Holy Ghost Will Set Your Feet a Dancing," said Lynn Lennon, a Dallas
photographer who documented the women and men of the Big Thicket.
"I met some other women who were primitive Baptists, I got plumb
tickled at the foot washings. They still do foot washings at a Baptist
Church near Livingston,
Lennon made seven trips to the Big Thicket. Each time she and a
writer friend Edd Swift visited the area, she took pictures of people in
their homes and on their land. The result is her Images from the Big
Thicket opening at the Houston Contemporary Arts Museum on February 16.
Even the location of the Big Thicket brings some disagreement a-
mong the local people. It's over yonder, or It's up 'round Jasper, or
Honey, you're standing right in it, are some directions.
Roughly, the boundaries of the Big Thicket (or Rig Thick as Rachel
Durham calls it) stretch east from the Trinity River almost to the Louisiana border and north from Beaumont to Woodville, Parts of the Thicket have been designated National Preserve. The property owners can
stay on the land until the time of their death/Then the land will become public property,
"In the Big Thicket 1 saw a part of Texas I had never known," Lennon said, "It was Texas of the 1930's. They have only the land and
everybody had a vegetable garden. We'd always find them there. We
hardly ever left a house without several ears of corn, a handful of
tomatoes or some tender okra.
"In the families I met, the younger people have gone. These older
residents are holding on to a way of life that is part of our past. Many
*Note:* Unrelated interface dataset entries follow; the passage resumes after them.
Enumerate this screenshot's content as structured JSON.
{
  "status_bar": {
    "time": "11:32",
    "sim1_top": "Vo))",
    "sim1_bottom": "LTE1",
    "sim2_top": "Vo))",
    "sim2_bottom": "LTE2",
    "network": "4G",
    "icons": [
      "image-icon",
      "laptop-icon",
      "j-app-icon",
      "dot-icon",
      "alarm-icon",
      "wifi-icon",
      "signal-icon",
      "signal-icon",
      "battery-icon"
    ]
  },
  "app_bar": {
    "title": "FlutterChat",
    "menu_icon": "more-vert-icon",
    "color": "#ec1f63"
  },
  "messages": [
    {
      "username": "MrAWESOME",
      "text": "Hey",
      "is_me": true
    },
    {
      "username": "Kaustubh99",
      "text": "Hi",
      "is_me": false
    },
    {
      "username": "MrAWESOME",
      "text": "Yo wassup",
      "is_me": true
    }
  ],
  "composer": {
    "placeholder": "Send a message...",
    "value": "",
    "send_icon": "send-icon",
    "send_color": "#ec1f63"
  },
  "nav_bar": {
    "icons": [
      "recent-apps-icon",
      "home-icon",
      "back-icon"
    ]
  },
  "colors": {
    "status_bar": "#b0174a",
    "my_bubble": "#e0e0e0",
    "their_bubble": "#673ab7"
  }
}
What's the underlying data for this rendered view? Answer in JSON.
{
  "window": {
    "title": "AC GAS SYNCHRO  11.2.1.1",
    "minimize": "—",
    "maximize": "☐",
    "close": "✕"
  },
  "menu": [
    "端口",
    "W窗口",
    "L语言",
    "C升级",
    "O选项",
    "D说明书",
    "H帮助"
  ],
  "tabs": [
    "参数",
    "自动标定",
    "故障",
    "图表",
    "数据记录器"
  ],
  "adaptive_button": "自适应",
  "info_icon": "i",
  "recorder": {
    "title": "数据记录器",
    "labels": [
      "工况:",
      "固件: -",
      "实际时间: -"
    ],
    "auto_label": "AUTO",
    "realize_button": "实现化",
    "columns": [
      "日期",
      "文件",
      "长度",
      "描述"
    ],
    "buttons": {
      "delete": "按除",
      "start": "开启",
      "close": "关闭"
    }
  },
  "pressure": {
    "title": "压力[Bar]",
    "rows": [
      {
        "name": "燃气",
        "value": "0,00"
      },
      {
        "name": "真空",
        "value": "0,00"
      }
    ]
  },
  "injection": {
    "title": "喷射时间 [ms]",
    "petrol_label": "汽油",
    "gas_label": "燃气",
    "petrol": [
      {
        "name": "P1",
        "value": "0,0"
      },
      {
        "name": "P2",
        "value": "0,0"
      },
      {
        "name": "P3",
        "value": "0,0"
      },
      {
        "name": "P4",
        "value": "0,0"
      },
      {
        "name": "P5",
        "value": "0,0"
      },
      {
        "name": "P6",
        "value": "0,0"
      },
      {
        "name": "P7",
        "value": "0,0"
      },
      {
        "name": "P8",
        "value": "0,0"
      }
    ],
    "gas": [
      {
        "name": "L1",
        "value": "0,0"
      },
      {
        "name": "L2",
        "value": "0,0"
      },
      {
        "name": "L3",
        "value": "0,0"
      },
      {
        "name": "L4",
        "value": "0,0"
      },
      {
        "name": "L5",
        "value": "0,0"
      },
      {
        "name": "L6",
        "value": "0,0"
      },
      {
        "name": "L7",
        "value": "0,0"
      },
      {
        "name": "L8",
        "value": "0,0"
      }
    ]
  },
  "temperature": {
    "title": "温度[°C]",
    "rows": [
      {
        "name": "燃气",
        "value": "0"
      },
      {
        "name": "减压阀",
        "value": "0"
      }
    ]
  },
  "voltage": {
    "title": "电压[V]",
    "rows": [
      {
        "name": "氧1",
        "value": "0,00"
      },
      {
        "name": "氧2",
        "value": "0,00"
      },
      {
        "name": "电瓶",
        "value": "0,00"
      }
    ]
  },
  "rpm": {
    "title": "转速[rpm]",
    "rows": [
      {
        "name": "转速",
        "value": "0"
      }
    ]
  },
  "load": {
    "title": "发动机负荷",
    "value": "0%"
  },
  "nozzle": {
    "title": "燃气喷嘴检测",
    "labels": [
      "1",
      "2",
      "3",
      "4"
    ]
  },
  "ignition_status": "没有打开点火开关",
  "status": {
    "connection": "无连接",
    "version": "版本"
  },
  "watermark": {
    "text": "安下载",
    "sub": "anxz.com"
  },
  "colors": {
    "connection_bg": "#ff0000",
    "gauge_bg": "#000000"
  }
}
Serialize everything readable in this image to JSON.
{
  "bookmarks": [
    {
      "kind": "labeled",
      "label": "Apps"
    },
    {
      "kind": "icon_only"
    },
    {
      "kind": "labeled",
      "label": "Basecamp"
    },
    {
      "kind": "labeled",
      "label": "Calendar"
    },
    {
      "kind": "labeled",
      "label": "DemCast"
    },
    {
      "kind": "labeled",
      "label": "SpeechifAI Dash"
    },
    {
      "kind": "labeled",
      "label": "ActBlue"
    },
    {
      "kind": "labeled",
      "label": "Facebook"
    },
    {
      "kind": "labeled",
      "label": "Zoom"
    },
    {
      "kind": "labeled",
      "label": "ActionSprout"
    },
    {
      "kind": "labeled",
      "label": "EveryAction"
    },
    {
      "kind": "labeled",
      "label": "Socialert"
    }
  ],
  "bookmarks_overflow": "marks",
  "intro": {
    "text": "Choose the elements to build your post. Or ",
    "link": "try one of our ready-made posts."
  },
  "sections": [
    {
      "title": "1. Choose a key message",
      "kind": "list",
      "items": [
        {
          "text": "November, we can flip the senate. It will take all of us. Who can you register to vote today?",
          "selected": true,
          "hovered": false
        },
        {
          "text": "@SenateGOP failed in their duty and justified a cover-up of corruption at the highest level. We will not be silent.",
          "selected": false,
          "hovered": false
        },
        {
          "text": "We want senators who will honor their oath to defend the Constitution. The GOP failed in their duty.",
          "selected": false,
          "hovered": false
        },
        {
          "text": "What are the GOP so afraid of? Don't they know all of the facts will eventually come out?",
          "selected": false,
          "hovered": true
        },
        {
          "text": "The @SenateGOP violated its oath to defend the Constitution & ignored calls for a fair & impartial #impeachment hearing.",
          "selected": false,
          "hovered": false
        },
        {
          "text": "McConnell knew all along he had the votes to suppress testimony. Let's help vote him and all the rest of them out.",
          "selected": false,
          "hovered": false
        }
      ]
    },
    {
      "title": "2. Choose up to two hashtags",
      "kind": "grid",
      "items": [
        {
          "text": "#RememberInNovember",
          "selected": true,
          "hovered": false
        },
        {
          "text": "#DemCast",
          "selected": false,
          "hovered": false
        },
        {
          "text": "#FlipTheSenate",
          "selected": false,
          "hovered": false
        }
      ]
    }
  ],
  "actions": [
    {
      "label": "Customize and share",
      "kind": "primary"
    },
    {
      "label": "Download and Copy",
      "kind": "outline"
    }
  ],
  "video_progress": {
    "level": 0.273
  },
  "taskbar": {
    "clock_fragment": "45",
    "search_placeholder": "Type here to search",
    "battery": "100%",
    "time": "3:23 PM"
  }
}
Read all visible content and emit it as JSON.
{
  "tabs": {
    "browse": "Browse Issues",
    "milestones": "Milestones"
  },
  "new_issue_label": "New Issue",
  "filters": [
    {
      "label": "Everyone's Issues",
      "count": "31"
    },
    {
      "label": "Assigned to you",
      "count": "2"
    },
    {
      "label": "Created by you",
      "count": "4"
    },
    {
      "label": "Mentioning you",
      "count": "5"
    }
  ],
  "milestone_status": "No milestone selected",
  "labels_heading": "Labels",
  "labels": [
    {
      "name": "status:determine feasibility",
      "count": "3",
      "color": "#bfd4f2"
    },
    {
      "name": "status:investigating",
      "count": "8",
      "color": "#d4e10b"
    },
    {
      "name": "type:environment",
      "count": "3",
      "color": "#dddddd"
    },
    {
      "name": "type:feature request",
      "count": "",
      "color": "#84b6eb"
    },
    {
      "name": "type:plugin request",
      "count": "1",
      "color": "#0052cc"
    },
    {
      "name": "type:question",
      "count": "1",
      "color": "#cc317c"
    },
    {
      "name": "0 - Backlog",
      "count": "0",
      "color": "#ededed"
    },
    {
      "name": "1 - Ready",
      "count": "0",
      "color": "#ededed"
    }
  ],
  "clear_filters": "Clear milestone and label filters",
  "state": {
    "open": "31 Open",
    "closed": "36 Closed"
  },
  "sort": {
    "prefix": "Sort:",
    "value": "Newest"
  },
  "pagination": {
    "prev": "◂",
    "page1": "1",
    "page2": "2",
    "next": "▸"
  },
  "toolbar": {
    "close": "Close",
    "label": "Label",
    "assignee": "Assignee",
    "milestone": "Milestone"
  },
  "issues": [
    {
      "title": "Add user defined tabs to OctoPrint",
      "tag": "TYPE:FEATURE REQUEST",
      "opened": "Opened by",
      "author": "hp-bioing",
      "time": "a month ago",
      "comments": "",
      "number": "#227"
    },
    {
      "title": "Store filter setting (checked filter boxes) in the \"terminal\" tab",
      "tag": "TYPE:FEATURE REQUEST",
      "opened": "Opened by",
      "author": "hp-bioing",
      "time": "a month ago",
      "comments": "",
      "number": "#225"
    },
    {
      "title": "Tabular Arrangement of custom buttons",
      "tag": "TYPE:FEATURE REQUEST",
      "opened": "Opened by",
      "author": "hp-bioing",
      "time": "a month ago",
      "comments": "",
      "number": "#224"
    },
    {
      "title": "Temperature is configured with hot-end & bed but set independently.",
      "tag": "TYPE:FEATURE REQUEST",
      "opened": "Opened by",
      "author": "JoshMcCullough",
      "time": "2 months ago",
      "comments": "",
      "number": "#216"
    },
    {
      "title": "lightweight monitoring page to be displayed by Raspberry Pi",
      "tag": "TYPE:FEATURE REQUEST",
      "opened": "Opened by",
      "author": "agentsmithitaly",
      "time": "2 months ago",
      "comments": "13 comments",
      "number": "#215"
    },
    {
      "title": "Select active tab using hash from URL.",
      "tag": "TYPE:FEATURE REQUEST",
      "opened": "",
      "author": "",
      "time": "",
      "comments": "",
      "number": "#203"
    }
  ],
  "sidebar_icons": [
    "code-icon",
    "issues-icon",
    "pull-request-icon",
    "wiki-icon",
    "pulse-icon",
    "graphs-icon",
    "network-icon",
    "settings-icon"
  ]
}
we visited had no indoor plumbing or gas cooking or heating. Without
television to fill the days, storytelling is still an art. The people are full
of tales and myths of the area but I was impressed with their self-sufficiency and their acceptance and enjoyment of their lives. Their faces
reflect their strength and inner peace."
Seen together, Lennon's photographs reflect the strength and integrity of Big Thicket residents. A woman standing in front of her home
"Do you like redbirds? I do. They fry up so crisp you can eat 'em bones and all."
holding a hammer and a hoe. A woman cooking over a wood stove. A
woman sitting solemnly in a hallway, the wall behind her covered with
"I don't think of the pictures as portraits," Lennon said. "I think of
them as people in their environments. That's what I wanted to show,
things that were different from my experience,"
Swift grew up on the outskirts of towns like Colmesneil, Woodville,
Silsbee, Kountze and Signo, and knew many of the people, so they accepted Lennon and her picture taking. Some were shy at first, wanting
to put on shoes or straighten the house before posing for the camera.
"One dav Edd said there were two sisters who lived together and
we'd visit them. That's how I met Aunt Gersey and Aunt Clemmy.
"In the middle of the photo session with them Aunt Clemmy said, fcI
don't even have my teeth in' and got up and left," Undaunted, Gersey
kept smiling as broadly in the last frame as the first.
"Once a week they'd get all fixed up, call a taxi, have their hair done
in Livingston, go to the grocery store, and take a cab back home."
Another day Swift looked up Pat Brown, a man now in his late 70's